who had to work afterwards all day in their wet clothes. Sometimes when the poor children went to work they had their fingers taken off by the machines through drowsy inattention. Some, when they were careless, were put to torture by being made to stand upon a tub holding a weight with one leg up, and were flogged if the weight descended. The legs of girls were constantly swollen with long standing, and as often as any of them perished by this treatment, others took the places of the dead. Every Wesleyan minister knew of these things in the district in which he was placed.” Mr. Oastler on one occasion said he remembered a poor widow, who used to worship at the same church as himself, whose children should have gone to the Sunday School, but they could not-they were too weary from excessive work. Many a time had he seen this poor woman dressing her children's ankles when they came from work, and then setting them on the bed to feed them. She would give to each child in turn a mouthful of bread and milk, but when she came with a second spoonful to the eldest she would find it asleep, with the food unmasticated in its mouth. No wonder such things made Chartists and revolutionists of the poor. No wonder that men had the courage to speak the truth and to declare that this awful condition of the working classes should be put a stop to. No wonder that a good deal of fierce feeling was created by the discussion. There are always two ways of looking at such questions There are always two ways of treating them. Fathers and mothers were to blame in rearing children to be thus sacrificed at the shrine of Mammon. Parliament was to blame for not preventing, as far as lay in their power, the commission of such outrages on human flesh and blood. People who are too poor to be able to bring up their offspring properly have no business to marry. It is this created poverty which lies at the root of the evil; nevertheless Parliament was bound, when its attention was called to the natter, to interfere.

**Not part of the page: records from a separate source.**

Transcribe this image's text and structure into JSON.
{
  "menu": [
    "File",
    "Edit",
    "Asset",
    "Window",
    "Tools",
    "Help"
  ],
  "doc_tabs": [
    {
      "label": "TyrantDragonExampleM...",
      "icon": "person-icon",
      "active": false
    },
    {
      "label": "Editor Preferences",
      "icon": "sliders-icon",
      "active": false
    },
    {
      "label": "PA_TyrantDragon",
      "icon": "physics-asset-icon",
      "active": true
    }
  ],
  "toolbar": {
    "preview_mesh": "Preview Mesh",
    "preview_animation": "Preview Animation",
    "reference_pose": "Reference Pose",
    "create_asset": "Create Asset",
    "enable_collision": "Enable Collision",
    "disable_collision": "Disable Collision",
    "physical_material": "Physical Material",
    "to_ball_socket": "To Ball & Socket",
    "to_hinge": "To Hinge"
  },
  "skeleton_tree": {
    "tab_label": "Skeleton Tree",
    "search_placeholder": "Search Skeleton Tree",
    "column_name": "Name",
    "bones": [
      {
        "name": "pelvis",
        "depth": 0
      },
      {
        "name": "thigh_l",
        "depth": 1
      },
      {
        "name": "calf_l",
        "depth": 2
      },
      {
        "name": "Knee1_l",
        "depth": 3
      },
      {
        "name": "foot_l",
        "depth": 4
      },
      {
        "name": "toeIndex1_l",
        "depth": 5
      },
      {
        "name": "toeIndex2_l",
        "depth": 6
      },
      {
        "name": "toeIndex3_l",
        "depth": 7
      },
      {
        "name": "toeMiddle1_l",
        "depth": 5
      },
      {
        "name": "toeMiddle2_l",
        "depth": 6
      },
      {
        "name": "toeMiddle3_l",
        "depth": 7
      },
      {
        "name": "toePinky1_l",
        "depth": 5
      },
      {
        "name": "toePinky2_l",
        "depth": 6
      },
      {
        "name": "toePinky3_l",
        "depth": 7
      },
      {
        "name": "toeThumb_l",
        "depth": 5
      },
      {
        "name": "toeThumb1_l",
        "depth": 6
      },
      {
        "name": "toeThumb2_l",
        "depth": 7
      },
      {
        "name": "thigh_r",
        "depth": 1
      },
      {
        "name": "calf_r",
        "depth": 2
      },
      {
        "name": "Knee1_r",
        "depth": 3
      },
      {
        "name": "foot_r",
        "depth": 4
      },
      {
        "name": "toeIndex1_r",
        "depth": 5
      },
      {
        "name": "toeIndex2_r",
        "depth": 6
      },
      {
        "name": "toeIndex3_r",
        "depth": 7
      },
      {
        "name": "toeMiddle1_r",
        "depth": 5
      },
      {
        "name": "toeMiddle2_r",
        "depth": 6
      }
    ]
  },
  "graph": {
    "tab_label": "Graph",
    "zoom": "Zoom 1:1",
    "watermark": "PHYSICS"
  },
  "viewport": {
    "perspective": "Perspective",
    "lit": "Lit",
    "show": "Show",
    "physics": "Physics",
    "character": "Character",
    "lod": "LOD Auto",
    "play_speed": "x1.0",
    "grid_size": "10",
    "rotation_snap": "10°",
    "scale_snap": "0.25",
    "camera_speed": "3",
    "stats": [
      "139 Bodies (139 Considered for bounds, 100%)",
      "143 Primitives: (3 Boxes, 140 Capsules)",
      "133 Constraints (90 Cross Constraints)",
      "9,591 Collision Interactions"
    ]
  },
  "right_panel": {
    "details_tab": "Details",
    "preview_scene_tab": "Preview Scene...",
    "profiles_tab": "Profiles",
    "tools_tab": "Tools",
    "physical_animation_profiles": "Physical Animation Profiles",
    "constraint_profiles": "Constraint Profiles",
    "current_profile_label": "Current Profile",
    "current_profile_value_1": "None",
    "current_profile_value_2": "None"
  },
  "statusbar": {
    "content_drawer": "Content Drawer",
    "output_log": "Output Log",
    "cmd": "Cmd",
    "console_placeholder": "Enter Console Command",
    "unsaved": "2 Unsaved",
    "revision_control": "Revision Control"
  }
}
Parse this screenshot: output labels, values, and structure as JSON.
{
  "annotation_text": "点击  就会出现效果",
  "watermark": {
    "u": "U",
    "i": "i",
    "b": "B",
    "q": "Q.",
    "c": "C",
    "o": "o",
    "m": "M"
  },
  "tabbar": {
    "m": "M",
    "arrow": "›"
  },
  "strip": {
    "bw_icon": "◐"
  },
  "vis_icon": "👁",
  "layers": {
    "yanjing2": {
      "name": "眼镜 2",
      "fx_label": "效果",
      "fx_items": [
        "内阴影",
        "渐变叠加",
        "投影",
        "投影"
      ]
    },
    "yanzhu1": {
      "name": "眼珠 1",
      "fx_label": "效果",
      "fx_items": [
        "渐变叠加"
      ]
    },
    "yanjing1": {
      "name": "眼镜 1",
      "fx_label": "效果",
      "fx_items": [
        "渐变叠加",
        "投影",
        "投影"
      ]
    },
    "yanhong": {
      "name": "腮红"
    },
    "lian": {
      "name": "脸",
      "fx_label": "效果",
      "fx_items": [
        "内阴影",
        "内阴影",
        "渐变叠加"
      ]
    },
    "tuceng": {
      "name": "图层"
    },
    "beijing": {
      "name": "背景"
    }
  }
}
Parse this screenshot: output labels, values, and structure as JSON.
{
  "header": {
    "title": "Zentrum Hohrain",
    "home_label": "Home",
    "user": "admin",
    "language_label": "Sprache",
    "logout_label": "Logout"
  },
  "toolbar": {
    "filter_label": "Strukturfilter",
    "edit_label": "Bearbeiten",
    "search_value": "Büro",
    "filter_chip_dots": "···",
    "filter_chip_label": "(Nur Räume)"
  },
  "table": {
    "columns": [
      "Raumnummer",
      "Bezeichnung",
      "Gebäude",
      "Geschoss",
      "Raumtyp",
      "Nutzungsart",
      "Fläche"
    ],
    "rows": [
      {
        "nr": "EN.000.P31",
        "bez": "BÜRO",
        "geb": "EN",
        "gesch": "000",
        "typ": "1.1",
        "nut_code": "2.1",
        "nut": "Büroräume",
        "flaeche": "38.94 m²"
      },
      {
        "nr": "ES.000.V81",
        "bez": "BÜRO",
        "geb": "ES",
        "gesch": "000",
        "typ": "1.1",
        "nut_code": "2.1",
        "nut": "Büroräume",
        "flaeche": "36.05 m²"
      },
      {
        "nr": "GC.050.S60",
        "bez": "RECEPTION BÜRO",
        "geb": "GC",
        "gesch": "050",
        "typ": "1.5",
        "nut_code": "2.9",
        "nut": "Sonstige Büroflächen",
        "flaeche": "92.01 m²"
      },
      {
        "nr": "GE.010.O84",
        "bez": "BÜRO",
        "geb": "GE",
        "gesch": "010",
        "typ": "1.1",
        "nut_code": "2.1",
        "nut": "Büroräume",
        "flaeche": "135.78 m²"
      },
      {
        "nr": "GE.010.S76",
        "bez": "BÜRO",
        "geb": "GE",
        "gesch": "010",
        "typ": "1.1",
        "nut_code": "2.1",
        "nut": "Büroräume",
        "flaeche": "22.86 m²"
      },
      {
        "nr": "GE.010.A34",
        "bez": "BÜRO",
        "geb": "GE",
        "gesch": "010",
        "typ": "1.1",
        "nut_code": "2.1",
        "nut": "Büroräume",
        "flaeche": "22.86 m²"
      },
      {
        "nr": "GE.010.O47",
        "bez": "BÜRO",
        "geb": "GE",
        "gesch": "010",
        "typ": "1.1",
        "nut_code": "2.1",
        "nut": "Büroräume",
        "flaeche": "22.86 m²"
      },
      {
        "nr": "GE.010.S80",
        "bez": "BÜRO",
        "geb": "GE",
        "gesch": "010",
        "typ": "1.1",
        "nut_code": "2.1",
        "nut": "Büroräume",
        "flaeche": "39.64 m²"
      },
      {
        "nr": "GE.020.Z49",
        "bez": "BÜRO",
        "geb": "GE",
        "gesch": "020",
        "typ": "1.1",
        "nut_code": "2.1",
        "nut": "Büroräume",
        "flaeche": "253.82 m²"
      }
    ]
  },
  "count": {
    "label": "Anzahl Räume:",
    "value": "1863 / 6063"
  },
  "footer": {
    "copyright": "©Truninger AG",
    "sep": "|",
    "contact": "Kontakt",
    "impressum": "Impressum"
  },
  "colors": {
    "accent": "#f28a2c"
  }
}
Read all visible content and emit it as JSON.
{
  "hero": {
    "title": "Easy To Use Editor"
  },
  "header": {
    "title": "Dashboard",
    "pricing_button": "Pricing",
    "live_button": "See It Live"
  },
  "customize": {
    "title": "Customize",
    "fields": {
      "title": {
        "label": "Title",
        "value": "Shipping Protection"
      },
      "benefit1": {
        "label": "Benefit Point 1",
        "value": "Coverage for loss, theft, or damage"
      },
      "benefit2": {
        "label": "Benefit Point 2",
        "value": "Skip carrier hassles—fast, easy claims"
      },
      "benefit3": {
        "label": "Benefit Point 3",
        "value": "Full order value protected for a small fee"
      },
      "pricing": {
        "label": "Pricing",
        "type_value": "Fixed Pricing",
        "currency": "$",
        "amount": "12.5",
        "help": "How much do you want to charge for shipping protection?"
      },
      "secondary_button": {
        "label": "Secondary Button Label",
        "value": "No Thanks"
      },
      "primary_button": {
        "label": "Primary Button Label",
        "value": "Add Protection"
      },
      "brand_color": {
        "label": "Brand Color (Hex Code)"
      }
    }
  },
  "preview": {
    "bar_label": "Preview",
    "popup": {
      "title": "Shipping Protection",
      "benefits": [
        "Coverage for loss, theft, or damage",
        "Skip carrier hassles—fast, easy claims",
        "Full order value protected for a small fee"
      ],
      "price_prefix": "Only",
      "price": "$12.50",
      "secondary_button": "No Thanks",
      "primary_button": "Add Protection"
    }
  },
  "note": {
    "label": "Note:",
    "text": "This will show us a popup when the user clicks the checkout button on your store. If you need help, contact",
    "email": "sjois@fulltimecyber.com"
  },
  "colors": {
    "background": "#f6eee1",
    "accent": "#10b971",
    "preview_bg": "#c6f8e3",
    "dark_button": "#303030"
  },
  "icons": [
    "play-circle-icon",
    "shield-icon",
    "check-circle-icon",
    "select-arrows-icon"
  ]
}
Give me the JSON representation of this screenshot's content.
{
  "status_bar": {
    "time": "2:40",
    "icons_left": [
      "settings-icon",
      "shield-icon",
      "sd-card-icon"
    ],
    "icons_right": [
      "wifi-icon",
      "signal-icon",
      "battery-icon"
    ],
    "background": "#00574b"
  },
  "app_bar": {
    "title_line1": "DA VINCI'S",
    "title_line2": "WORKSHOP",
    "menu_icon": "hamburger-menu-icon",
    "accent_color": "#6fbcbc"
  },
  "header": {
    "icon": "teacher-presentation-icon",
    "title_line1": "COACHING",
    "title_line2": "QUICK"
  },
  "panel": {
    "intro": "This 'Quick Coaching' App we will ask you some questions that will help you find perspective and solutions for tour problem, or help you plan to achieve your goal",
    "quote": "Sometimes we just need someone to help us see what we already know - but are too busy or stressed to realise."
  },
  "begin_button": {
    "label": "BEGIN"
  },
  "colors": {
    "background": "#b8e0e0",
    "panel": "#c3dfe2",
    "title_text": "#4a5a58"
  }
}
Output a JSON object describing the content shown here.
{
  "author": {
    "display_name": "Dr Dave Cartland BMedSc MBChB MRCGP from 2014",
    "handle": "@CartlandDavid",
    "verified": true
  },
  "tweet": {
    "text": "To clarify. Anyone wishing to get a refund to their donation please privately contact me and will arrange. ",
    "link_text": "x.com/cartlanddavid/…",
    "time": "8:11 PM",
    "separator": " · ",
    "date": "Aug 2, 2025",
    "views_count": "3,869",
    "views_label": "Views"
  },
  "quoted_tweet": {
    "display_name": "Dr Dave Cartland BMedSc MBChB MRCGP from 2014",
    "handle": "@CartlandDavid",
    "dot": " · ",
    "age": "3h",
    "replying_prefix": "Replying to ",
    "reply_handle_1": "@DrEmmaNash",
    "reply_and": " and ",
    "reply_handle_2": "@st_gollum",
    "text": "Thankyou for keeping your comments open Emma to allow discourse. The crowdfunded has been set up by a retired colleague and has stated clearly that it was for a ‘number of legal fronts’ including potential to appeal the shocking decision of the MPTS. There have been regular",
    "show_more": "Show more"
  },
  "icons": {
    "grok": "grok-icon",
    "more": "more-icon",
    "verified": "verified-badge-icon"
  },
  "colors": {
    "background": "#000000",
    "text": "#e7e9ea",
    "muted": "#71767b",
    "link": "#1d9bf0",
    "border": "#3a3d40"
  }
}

Mr. Sadler was the first man who introduced into Parliament a Factory Bill in the interest of the workers. To him succeeded Lord Ashley. Lord John Russell had aided in so far as to offer an Eleven Hours Bill. The Halifax masters offered an Eleven Hours Bill and reduced wages. Mr. Baines offered a compromise when the inevitable hour of legislation had arrived, but Sadler, who had started the Ten Hours claim, sent round the country the cry of Ten Hours and No Surrender. The Political Economists, who objected to the bill on the ground that the people should be taught to acquire better habits and to learn to trust in themselves rather than in Government, were beaten, and the Ten Hours Bill became law. By his conduct in the matter Lord Ashley did not